A small man physically, along with his hearing and eyesight problems, Young would have seemed to have been totally unsuited to be a soldier. Nevertheless, Young joined the National Guard in Ohio in 1938. He made a good soldier and rose to the rank of Sergeant. He was assigned to Company B of the 148th Infantry Regiment. With the coming of World War II his regiment was assigned to fight on New Georgia.
Shortly before his unit arrived in New Georgia Young took a voluntary demotion to private. He was by now almost completely deaf and his eyesight was worse and he didn’t think under these conditions he could perform the duties of a squad leader. With these disabilities his commanding officer wanted to send Young to the hospital. Young pleaded his case to remain with his unit with such passion, that he was allowed to stay with Company B.

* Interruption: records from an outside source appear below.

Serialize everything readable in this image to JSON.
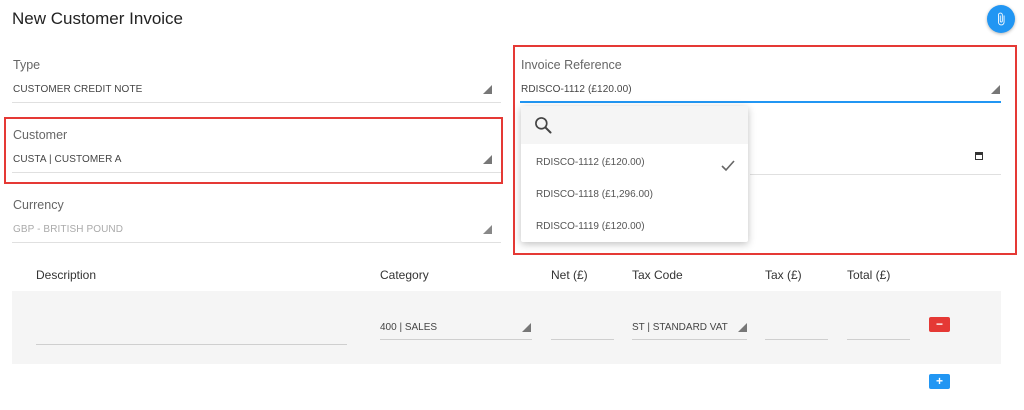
{
  "page": {
    "title": "New Customer Invoice"
  },
  "icons": {
    "attach": "paperclip-icon",
    "search": "search-icon",
    "check": "check-icon",
    "calendar": "calendar-icon"
  },
  "colors": {
    "accent": "#2196f3",
    "danger": "#e53935",
    "highlight": "#e53935"
  },
  "form": {
    "type": {
      "label": "Type",
      "value": "CUSTOMER CREDIT NOTE"
    },
    "customer": {
      "label": "Customer",
      "value": "CUSTA | CUSTOMER A"
    },
    "currency": {
      "label": "Currency",
      "value": "GBP - BRITISH POUND"
    },
    "invoice_reference": {
      "label": "Invoice Reference",
      "value": "RDISCO-1112 (£120.00)",
      "options": [
        "RDISCO-1112 (£120.00)",
        "RDISCO-1118 (£1,296.00)",
        "RDISCO-1119 (£120.00)"
      ],
      "selected": "RDISCO-1112 (£120.00)"
    }
  },
  "lines": {
    "headers": [
      "Description",
      "Category",
      "Net (£)",
      "Tax Code",
      "Tax (£)",
      "Total (£)"
    ],
    "row": {
      "description": "",
      "category": "400 | SALES",
      "net": "",
      "tax_code": "ST | STANDARD VAT",
      "tax": "",
      "total": ""
    },
    "remove_label": "−",
    "add_label": "+"
  }
}
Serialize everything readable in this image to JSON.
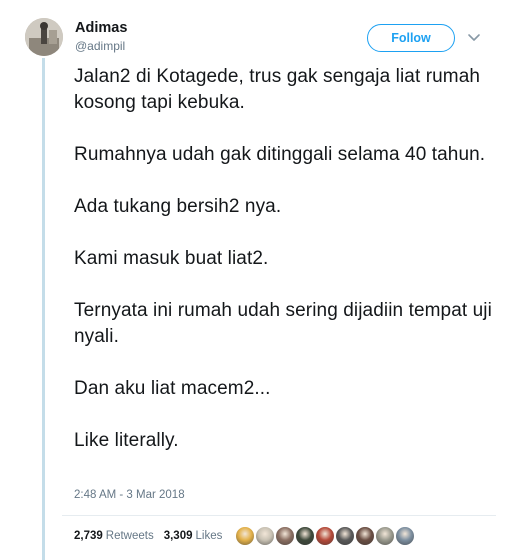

A week after his unit landed in New Georgia, Young was part of a 20 man patrol near Munda that ran into a Japanese ambush. What he did next earned Young the Medal of Honor and cost him his life. Here is the text of his Medal of Honor citation: Continue Reading